As a result of the publication of the Nag Hammadi library, our understanding of gnosis has been substantially enriched and modified.
Once the texts had become available, gnosis scholarship became a fruitful field of research which also shed light on the early Christian tradition. have been placed separately in this section because of his pioneering work in the field of gnostic and Hermetic studies.
The study of gnosis as a scholarly discipline started in the 19th century and is carried on by scholars all over the world: Gilles Quispel, Kurt Rudolph, Roelof van den Broek, Elaine Pagels and many others were or are modern gnosis scholars. He published various gnostic source texts in English translation, and also wrote about the tradition of gnosis in The Quest, the periodical he founded.

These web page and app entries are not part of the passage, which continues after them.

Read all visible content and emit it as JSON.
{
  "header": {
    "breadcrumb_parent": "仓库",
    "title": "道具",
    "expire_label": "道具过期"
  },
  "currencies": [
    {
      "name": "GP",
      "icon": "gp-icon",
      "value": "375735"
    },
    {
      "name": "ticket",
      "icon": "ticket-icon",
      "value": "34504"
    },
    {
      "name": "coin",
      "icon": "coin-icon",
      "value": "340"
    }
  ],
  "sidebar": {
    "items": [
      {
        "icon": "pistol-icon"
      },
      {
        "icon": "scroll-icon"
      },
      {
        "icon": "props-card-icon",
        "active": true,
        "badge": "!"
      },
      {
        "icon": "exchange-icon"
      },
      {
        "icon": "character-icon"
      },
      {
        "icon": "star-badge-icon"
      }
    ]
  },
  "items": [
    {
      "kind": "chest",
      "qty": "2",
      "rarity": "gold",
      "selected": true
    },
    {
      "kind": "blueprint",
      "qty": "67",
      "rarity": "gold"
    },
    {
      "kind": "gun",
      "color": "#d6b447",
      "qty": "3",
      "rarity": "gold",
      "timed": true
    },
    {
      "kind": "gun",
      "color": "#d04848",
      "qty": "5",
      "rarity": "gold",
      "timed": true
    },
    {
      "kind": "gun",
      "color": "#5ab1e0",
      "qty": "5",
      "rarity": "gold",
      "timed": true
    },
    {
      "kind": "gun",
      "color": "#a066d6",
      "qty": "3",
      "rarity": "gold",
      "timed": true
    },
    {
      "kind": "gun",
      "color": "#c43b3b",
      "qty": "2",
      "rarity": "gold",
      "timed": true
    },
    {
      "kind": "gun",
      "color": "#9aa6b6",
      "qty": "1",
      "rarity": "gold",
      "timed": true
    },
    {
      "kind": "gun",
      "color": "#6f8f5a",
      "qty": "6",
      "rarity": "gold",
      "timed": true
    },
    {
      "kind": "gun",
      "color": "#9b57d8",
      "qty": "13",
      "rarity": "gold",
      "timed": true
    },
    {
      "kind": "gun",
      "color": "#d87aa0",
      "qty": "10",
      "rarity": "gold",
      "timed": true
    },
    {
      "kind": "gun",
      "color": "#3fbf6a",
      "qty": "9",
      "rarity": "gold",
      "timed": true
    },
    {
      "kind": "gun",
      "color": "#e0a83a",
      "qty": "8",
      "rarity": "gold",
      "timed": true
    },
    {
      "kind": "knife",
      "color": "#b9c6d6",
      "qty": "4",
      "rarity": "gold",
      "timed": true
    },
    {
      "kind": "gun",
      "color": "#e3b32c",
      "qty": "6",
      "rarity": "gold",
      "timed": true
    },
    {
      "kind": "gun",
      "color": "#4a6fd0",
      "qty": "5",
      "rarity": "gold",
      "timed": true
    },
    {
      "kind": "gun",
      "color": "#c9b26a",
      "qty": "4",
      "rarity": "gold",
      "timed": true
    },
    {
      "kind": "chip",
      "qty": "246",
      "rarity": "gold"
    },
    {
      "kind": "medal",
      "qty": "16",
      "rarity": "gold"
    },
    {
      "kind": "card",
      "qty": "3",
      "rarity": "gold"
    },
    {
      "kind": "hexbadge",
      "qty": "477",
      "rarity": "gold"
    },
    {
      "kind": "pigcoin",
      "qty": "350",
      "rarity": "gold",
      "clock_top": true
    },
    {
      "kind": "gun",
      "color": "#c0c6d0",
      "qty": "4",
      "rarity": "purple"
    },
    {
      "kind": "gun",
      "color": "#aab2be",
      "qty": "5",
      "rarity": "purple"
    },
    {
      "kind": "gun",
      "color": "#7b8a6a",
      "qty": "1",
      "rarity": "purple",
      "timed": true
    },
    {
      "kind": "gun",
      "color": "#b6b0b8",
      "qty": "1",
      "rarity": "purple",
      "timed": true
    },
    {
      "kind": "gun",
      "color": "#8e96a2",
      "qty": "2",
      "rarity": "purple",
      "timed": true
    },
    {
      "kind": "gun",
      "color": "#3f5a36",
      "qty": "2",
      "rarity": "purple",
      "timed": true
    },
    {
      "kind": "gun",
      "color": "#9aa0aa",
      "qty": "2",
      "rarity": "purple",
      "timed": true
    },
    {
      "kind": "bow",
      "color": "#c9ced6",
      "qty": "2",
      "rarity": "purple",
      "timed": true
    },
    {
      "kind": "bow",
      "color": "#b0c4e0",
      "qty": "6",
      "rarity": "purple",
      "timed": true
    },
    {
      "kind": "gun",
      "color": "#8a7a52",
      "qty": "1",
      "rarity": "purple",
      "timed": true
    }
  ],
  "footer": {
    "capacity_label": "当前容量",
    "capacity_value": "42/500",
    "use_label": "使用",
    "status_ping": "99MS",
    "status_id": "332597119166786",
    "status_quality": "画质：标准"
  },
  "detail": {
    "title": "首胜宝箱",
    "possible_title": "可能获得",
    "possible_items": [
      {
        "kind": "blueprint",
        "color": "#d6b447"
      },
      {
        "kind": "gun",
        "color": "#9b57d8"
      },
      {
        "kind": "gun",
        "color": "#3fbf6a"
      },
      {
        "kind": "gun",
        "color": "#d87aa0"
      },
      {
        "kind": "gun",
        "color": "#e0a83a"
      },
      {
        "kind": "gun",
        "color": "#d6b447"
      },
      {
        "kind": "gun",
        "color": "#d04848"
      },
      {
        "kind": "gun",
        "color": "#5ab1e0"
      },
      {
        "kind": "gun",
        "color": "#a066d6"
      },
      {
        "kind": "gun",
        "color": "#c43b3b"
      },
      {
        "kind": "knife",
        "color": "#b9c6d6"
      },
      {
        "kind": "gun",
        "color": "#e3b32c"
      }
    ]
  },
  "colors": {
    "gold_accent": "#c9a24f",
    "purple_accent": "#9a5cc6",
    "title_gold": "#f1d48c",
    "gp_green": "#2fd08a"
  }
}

These same texts increasingly serve as sources of inspiration for modern religious feeling. As for the Hermetica, he was convinced, with the German scholar Richard Reitzenstein, that there were Egyptian influences in the Corpus Hermeticum; an insight recently affirmed by modern scholars like J.-P. For over a thousand years, Manichaeism was an important world religion which, having its roots in ancient Babylon, spread to the West and, via the Silk Road, also to the East. 400; discovered in 1969) which narrates the life and spiritual growth of Mani, the founder of this religion.
The Cologne Mani Codex, a Greek text found in Egypt, and the Tebessa Codex, a Latin text found in Algeria, are of major importance for the study of Mani and Manichaeism.
The most important Manichaean source texts were discovered in the early 20th century and subsequently a beginning was made with codicological and philological descriptions.
The sources have not yet been fully described, but considerable progress is now being made.
Manichaean literature and art were discovered in Turfan and Dunhuang in China at the beginning of the 20th century: texts in Chinese, Middle-Iranian and Turkish.
This wide collecting area includes several sub-collections acquired to contextualize the collecting areas Hermetica, Alchemy, Mysticism and Rosicrucianism.
The Nag Hammadi library is the name given to a spectacular discovery of predominantly gnostic texts dating to the first centuries CE which were found near Nag Hammadi in Egypt in 1945.
The complete Nag Hammadi library consists of 13 codices (with 52 texts in all).